“Despite much speculation, BYOD is here to stay," says Richard Absalom, senior analyst at Ovum. "Therefore, it’s worrying to see evidence of such a high proportion of businesses burying their head in the sand when it comes to planning adequately for it.
“BYOD multiplies the number of networks, applications, and end-points through which data is accessed. These are the three main points at which data is vulnerable so, if left unmanaged, BYOD creates a huge data security risk.”
Companies that have established programmes for BYOD include telecoms provider Colt, airline BA and IT services firm Accenture.
Accenture has been doing a BYOD scheme since the iPhone 2 was launched in 2008. It currently has about 115,000 BYOD devices used by staff.

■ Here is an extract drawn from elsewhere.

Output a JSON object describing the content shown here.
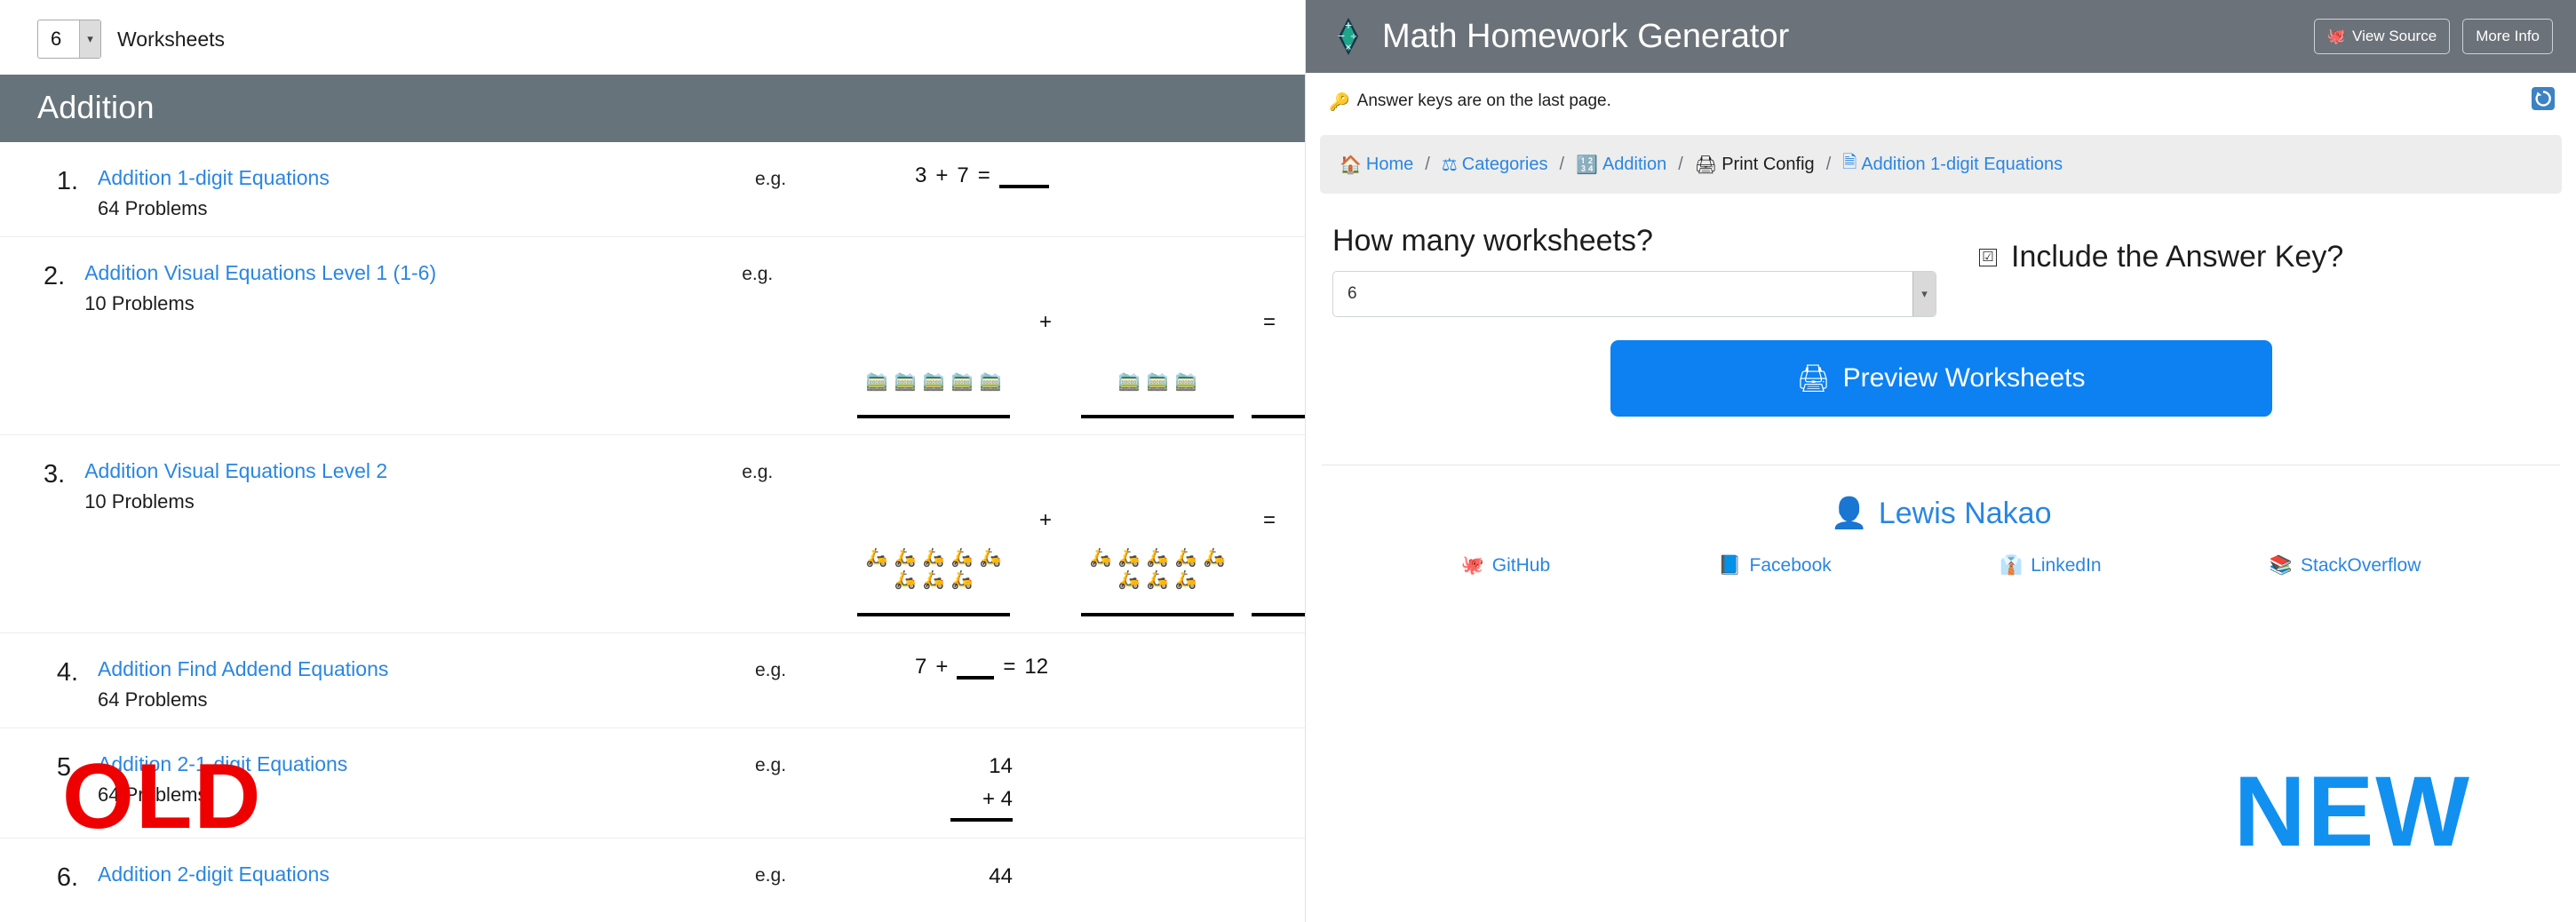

Colt has a BYOD scheme which allows employees to register their own devices to use at work. If they agree to return their Colt-issued laptops, they can qualify for payments towards the cost of supporting their own device.
Colt CIO Chris Hewertson has taken the IT department out of the BYOD process. If an employee wants to use a personal device at work, they talk to their own manager, not IT.
“We don’t want to be the policeman in this,” he recently told an audience at Computer Weekly’s 500 Club.